A protester holds up a sign in front of the U.S. Supreme Court. | Reuters/Kevin Lamarque

Pastors from liberal denominations have blessed a late-term abortion clinic in Washington D.C. earlier this week, declaring the facility as a "holy space" and claiming that the abortionists are carrying out God's glory.

Four Christian pastors and a rabbi reportedly blessed the new facility run by LeRoy Carhart in Bethesda Maryland, which is operating under the name Abortion, Inc.

"God of grace and God of glory, in whom we move and live," the Rev. Carlton Veazey, a minister in the National Baptist Convention, U.S.A., said when blessing the clinic on Monday.
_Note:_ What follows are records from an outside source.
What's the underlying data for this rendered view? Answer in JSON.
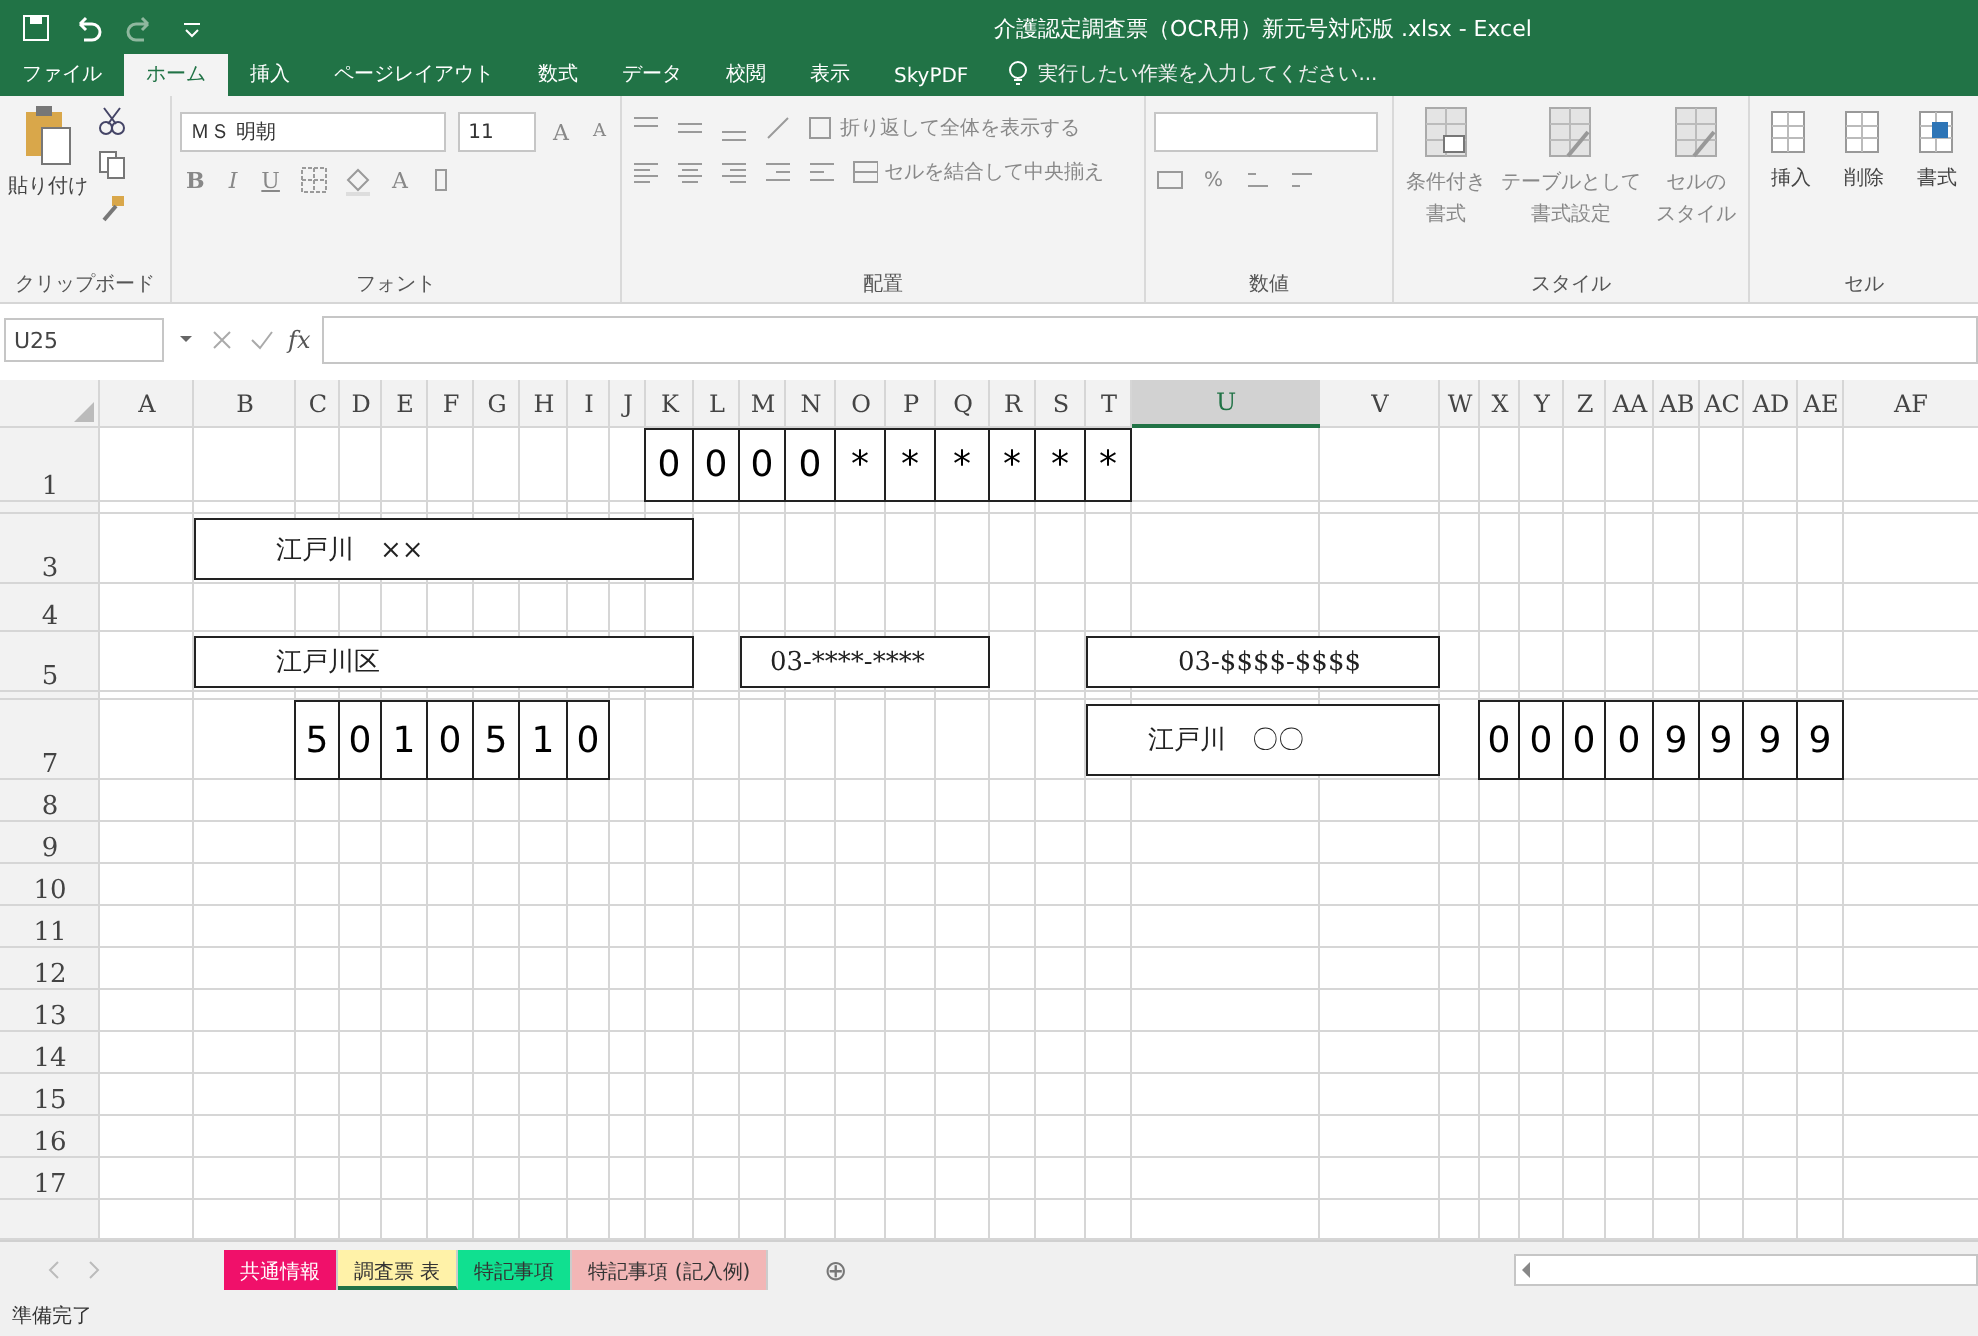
{
  "title_bar": {
    "title": "介護認定調査票（OCR用）新元号対応版 .xlsx - Excel"
  },
  "menu_tabs": [
    {
      "label": "ファイル",
      "selected": false
    },
    {
      "label": "ホーム",
      "selected": true
    },
    {
      "label": "挿入",
      "selected": false
    },
    {
      "label": "ページレイアウト",
      "selected": false
    },
    {
      "label": "数式",
      "selected": false
    },
    {
      "label": "データ",
      "selected": false
    },
    {
      "label": "校閲",
      "selected": false
    },
    {
      "label": "表示",
      "selected": false
    },
    {
      "label": "SkyPDF",
      "selected": false
    }
  ],
  "tell_me": {
    "placeholder": "実行したい作業を入力してください..."
  },
  "ribbon": {
    "clipboard": {
      "label": "クリップボード",
      "paste": "貼り付け"
    },
    "font": {
      "label": "フォント",
      "font_name": "ＭＳ 明朝",
      "font_size": "11",
      "grow": "A",
      "shrink": "A",
      "format_buttons": [
        "B",
        "I",
        "U"
      ],
      "font_color": "A"
    },
    "alignment": {
      "label": "配置",
      "wrap_text": "折り返して全体を表示する",
      "merge_center": "セルを結合して中央揃え"
    },
    "number": {
      "label": "数値",
      "percent": "%"
    },
    "styles": {
      "label": "スタイル",
      "buttons": [
        {
          "lines": [
            "条件付き",
            "書式"
          ]
        },
        {
          "lines": [
            "テーブルとして",
            "書式設定"
          ]
        },
        {
          "lines": [
            "セルの",
            "スタイル"
          ]
        }
      ]
    },
    "cells": {
      "label": "セル",
      "buttons": [
        "挿入",
        "削除",
        "書式"
      ]
    }
  },
  "formula_bar": {
    "name_box": "U25",
    "function_label": "fx"
  },
  "sheet": {
    "columns": [
      {
        "label": "A",
        "selected": false
      },
      {
        "label": "B",
        "selected": false
      },
      {
        "label": "C",
        "selected": false
      },
      {
        "label": "D",
        "selected": false
      },
      {
        "label": "E",
        "selected": false
      },
      {
        "label": "F",
        "selected": false
      },
      {
        "label": "G",
        "selected": false
      },
      {
        "label": "H",
        "selected": false
      },
      {
        "label": "I",
        "selected": false
      },
      {
        "label": "J",
        "selected": false
      },
      {
        "label": "K",
        "selected": false
      },
      {
        "label": "L",
        "selected": false
      },
      {
        "label": "M",
        "selected": false
      },
      {
        "label": "N",
        "selected": false
      },
      {
        "label": "O",
        "selected": false
      },
      {
        "label": "P",
        "selected": false
      },
      {
        "label": "Q",
        "selected": false
      },
      {
        "label": "R",
        "selected": false
      },
      {
        "label": "S",
        "selected": false
      },
      {
        "label": "T",
        "selected": false
      },
      {
        "label": "U",
        "selected": true
      },
      {
        "label": "V",
        "selected": false
      },
      {
        "label": "W",
        "selected": false
      },
      {
        "label": "X",
        "selected": false
      },
      {
        "label": "Y",
        "selected": false
      },
      {
        "label": "Z",
        "selected": false
      },
      {
        "label": "AA",
        "selected": false
      },
      {
        "label": "AB",
        "selected": false
      },
      {
        "label": "AC",
        "selected": false
      },
      {
        "label": "AD",
        "selected": false
      },
      {
        "label": "AE",
        "selected": false
      },
      {
        "label": "AF",
        "selected": false
      }
    ],
    "rows": [
      "1",
      "3",
      "4",
      "5",
      "7",
      "8",
      "9",
      "10",
      "11",
      "12",
      "13",
      "14",
      "15",
      "16",
      "17"
    ],
    "boxes": [
      {
        "kind": "digits",
        "digits": [
          "0",
          "0",
          "0",
          "0",
          "*",
          "*",
          "*",
          "*",
          "*",
          "*"
        ]
      },
      {
        "kind": "field",
        "text": "江戸川　××"
      },
      {
        "kind": "field",
        "text": "江戸川区"
      },
      {
        "kind": "field",
        "text": "03-****-****"
      },
      {
        "kind": "field",
        "text": "03-$$$$-$$$$"
      },
      {
        "kind": "digits",
        "digits": [
          "5",
          "0",
          "1",
          "0",
          "5",
          "1",
          "0"
        ]
      },
      {
        "kind": "field",
        "text": "江戸川　〇〇"
      },
      {
        "kind": "digits",
        "digits": [
          "0",
          "0",
          "0",
          "0",
          "9",
          "9",
          "9",
          "9"
        ]
      }
    ]
  },
  "sheet_tabs": [
    {
      "label": "共通情報",
      "selected": false,
      "color": "#f0106a"
    },
    {
      "label": "調査票 表",
      "selected": true,
      "color": "#fff2a8"
    },
    {
      "label": "特記事項",
      "selected": false,
      "color": "#10e090"
    },
    {
      "label": "特記事項 (記入例)",
      "selected": false,
      "color": "#f2b6b6"
    }
  ],
  "add_sheet": "⊕",
  "status_bar": {
    "text": "準備完了"
  }
}
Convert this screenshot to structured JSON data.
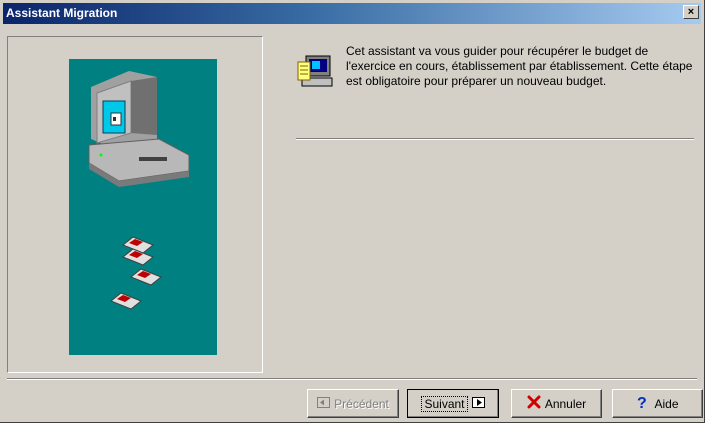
{
  "window": {
    "title": "Assistant Migration",
    "close_glyph": "×"
  },
  "content": {
    "message": "Cet assistant va vous guider pour récupérer le budget de l'exercice en cours, établissement par établissement. Cette étape est obligatoire pour préparer un nouveau budget."
  },
  "buttons": {
    "previous": "Précédent",
    "next": "Suivant",
    "cancel": "Annuler",
    "help": "Aide"
  },
  "colors": {
    "teal": "#008080",
    "title_start": "#0a246a",
    "title_end": "#a6caf0"
  },
  "icons": [
    "computer-icon",
    "floppy-disk-icon",
    "wizard-icon",
    "close-icon",
    "arrow-left-icon",
    "arrow-right-icon",
    "cancel-x-icon",
    "help-question-icon"
  ]
}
"Keep them safe and keep them strong. And may they always know that all that they do is for Thy glory," he added, referring to the doctors and staff working at the facility.

According to The Washington Post, the four pastors and the rabbi were supposed to be joined by a Hindu priest who did not make it to the ceremony.

Rev. Cari Jackson, an ordained minister in the United Church of Christ, recounted that the clergy had sprinkled water in every room in the clinic, as well as the parking lot, as a "symbol of sanctification."

Carhart has contended that his decision to perform abortions in the 30th week of pregnancy and beyond is "religious," adding that it is how he lives out his faith. He noted that many of patients ask him if they would be forgiven by God as they wait to undergo abortions.

The clergy's actions have been denounced by some pro-life Christian leaders, such as Father Frank Pavone, who serves as the National Director of Priests for Life and also the President of the National Pro-Life Religious Council (NPRC).

"The Religious Coalition for Reproductive Choice, as we have pointed out in the book 'Holy Abortion?' (commissioned by the NPRC), is far out of the mainstream of America and the Church," the priest told Life Site News.

"Most who identify themselves as 'pro-choice' would be abhorred by what Carhart and other late term abortionists do," he added.

Carhart, who is based in Nevada, has been involved in several botched abortions and medical malpractice cases throughout his career.

In February 2013, Jennifer Morbelli, a 29-year-old substitute teacher from Westchester County, New York, had died after Carhart aborted her 33-week-old baby in Maryland. Another woman named Christin Gilbert, who has Down Syndrome, died in 2005 following a botched third-trimester abortion.

Former employees at Carhart's Nebraska clinic have previously revealed that the abortion doctor had instructed them to insert IV needles and give intravenous medication to patients even though they were not registered nurses or certified licensed practical nurses.

A series of undercover calls to abortion facilities conducted by Priests for Life has shown how easy it is to obtain late-term abortions at such clinics.

"Women can call certain abortion clinics and say they are 30 weeks pregnant, fully healthy, and carrying a healthy baby, and still get an appointment to have that baby killed. For clergy to say that is OK qualifies them as false prophets," Pavone said.